STRATFORD-UPON-AVON has a key role to play in the on-going revival of the West Midlands economy.
That’s the message from the region’s first directly elected mayor, Andy Street.
The Herald spoke to the former John Lewis boss at the Coventry and Warwickshire Chamber of Commerce’s annual economic conference at the Crowne Plaza Hotel in Stratford on Friday, 3rd November.
We quizzed him on the district’s role in the West Midlands Combined Authority (WMCA), the huge funding that it has at its disposal as part of the government’s move towards devolution, and potential solutions to the town’s chronic congestion problems.
Stratford District Council initially voted against becoming a non-constituent member of the WMCA in 2015, citing risks outweighing the benefits, before a U-turn after a second vote
was forced. As a result council’s leader, Chris Saint, sits on the board, and although Mr Street has no direct influence over matters in Warwickshire, he did say funding that has been secured from central government would still be made available to strategic projects in the county.
“I said right from the beginning of setting up the combined authority that the logic for it was not an artificial political line, the logic was all about the economic geography, and Warwickshire is absolutely linked to the urban West Midlands, if you look at how people move for their jobs, how supply chains work together.
“A brilliant example of that is Jaguar Land Rover in Wolverhampton, in Birmingham, in Solihull, in Coventry, and in Warwickshire.
“They have all got to work together, so I was delighted by the decision by Stratford District Council to be part of the combined authority.
“Stratford does a lot more than tourism, that’s the thing about its economy, its economy is vast in the automotive supply chainand if you think of Gaydon as the main research base of JLR, it’s absolutely in the core of one of our key sectors, as well as the tourist sector and the creative industries, so I think we need to think about Stratford as much more that just a tourist destination.
“I was in Stratford only last week for the Stratford-on-Avon Business Club, and it’s brilliant that that’s been revived, and it was an important occasion because I got to hear sharply from business what the issues were that really concern them.

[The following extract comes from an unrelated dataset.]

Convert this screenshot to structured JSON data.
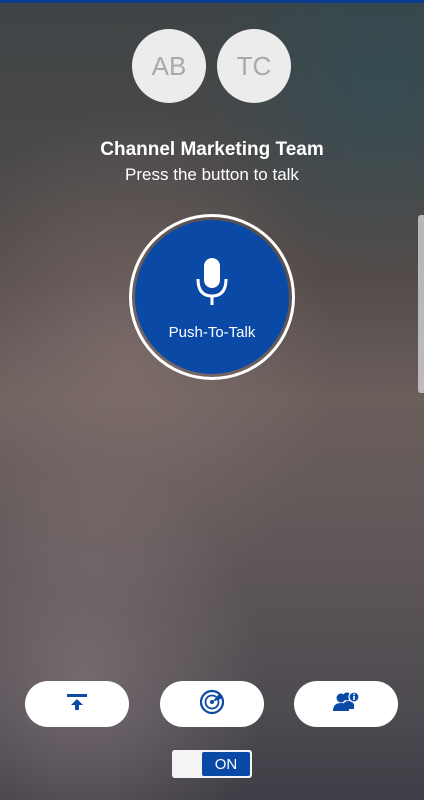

“I will come whenever and that’s why I’m here today because one of the critical things to me about the West Midlands is that I see business as playing a crucial role alongside politicians, that’s my whole background.”

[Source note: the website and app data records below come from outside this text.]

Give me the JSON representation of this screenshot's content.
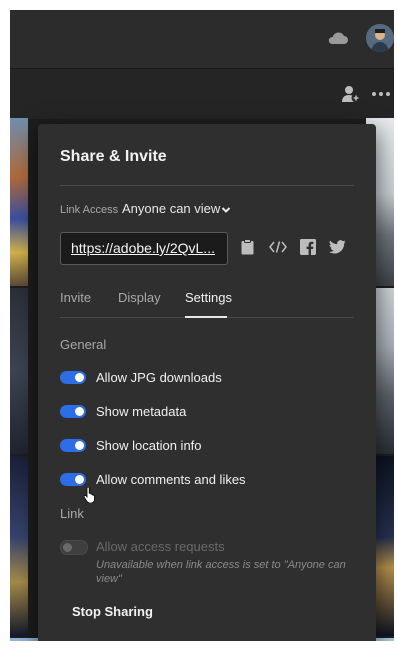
{
  "header": {
    "cloud_icon": "cloud-icon",
    "avatar_icon": "user-avatar"
  },
  "subbar": {
    "add_person_icon": "add-person-icon",
    "more_icon": "more-icon"
  },
  "panel": {
    "title": "Share & Invite",
    "link_access": {
      "label": "Link Access",
      "value": "Anyone can view"
    },
    "url": "https://adobe.ly/2QvL...",
    "share_icons": [
      "clipboard-icon",
      "embed-code-icon",
      "facebook-icon",
      "twitter-icon"
    ],
    "tabs": [
      {
        "label": "Invite",
        "active": false
      },
      {
        "label": "Display",
        "active": false
      },
      {
        "label": "Settings",
        "active": true
      }
    ],
    "general_label": "General",
    "toggles": [
      {
        "label": "Allow JPG downloads",
        "on": true
      },
      {
        "label": "Show metadata",
        "on": true
      },
      {
        "label": "Show location info",
        "on": true
      },
      {
        "label": "Allow comments and likes",
        "on": true
      }
    ],
    "link_label": "Link",
    "access_requests": {
      "label": "Allow access requests",
      "on": false,
      "hint": "Unavailable when link access is set to \"Anyone can view\""
    },
    "stop_sharing": "Stop Sharing"
  },
  "colors": {
    "accent": "#2d6de6",
    "panel_bg": "#2f2f2f"
  }
}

Transport is one of the key areas of Mr Street’s remit, and while the conference heard about plans to improve the A46 which runs the length of the county, Mr Street said his office was also pressing for improved services on the Birmingham to Stratford line, and did not rule out putting his weight behind calls to reinstate the line between Stratford and Honeybourne.

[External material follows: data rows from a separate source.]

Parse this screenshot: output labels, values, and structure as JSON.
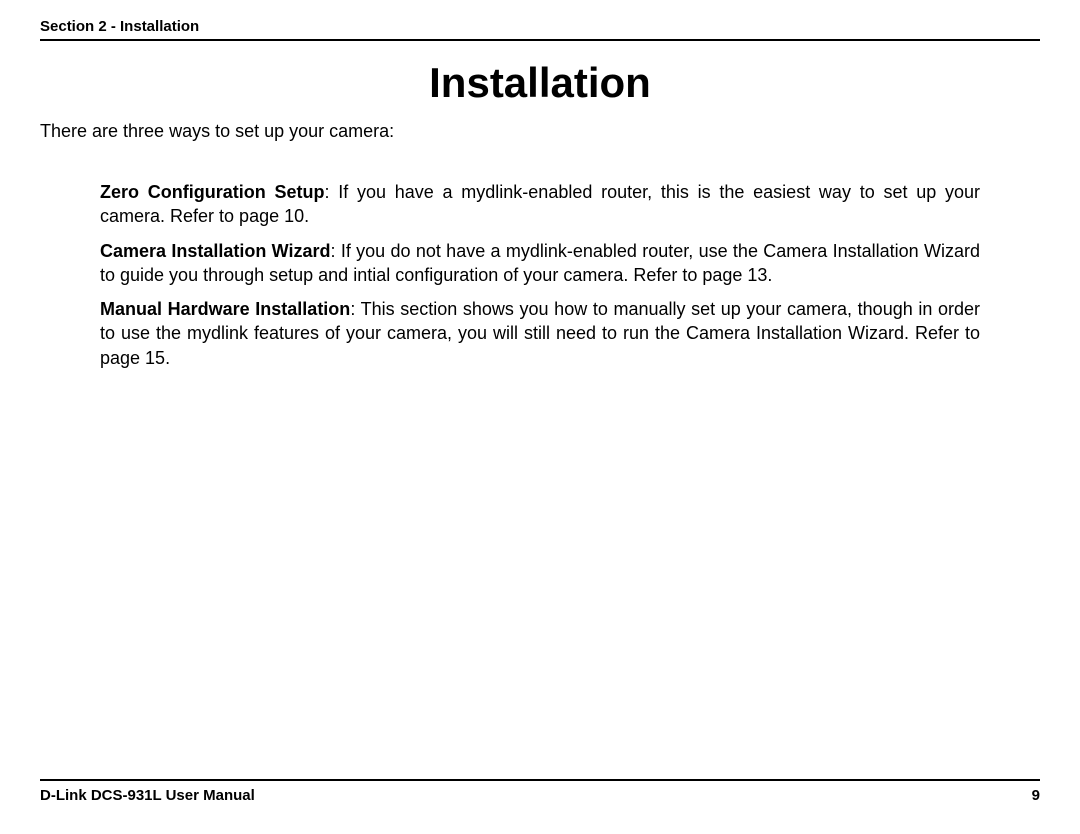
{
  "header": {
    "section_label": "Section 2 - Installation"
  },
  "title": "Installation",
  "intro": "There are three ways to set up your camera:",
  "methods": [
    {
      "lead": "Zero Configuration Setup",
      "text": ": If you have a mydlink-enabled router, this is the easiest way to set up your camera. Refer to page 10."
    },
    {
      "lead": "Camera Installation Wizard",
      "text": ": If you do not have a mydlink-enabled router, use the Camera Installation Wizard to guide you through setup and intial configuration of your camera. Refer to page 13."
    },
    {
      "lead": "Manual Hardware Installation",
      "text": ": This section shows you how to manually set up your camera, though in order to use the mydlink features of your camera, you will still need to run the Camera Installation Wizard. Refer to page 15."
    }
  ],
  "footer": {
    "manual_label": "D-Link DCS-931L User Manual",
    "page_number": "9"
  }
}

“Nothing is happening at the moment on the Honeybourne piece from our office, it doesn’t mean it can’t in the future.
“But what is absolutely critical in our office is connectivity across the West Midlands, so yes we are pressuring the new operating company to improve the service between Birmingham
“People talk about the nighttime economy and people being able to move during that, so critically, yes we want to see on that Shakespeare Line much-improved services.
“We are already lobbying very hard to Network Rail to reopen railway lines: the Camp Hill line in Birmingham, the Walsall to Wolverhampton line, the Stourbridge to Brierley Hill
line, the Aldridge line, there’s four we’re working with Network Rail on and I would be more than happy to come and hear this [the Honeybourne] case out as well.”
Mr Street was chairman of the Great Birmingham Local Enterprise Partnership before his election as Mayor.
Stratford has felt a little short-changed from the Coventry and Warwickshire LEP, and we pressed him on how favourable bids from Stratford would be for money that he had at his disposal as part of the region’s devolution deal.
He told us: “I can point to lots of bids that have come in for non-constituent authorities such as Cannock and Telford, they have already had good money from the WMCA, so my message to Stratford is yes, we are open to receive the business cases from the non-constituent members as well.”
A study into the economic benefits of reinstating the Honeybourne line, led by Worcestershire County Council and funded by local authorities and train operating company, Great Western Railways, has yet to be carried out.
But Fraser Pithie, secretary of the Shakespeare Line Promotion Group, said: “We are really encouraged by what Andy Street has said, he’s showing the foresight that is lacking from
Warwickshire County Council [the county’s transport authority], and other local representatives.”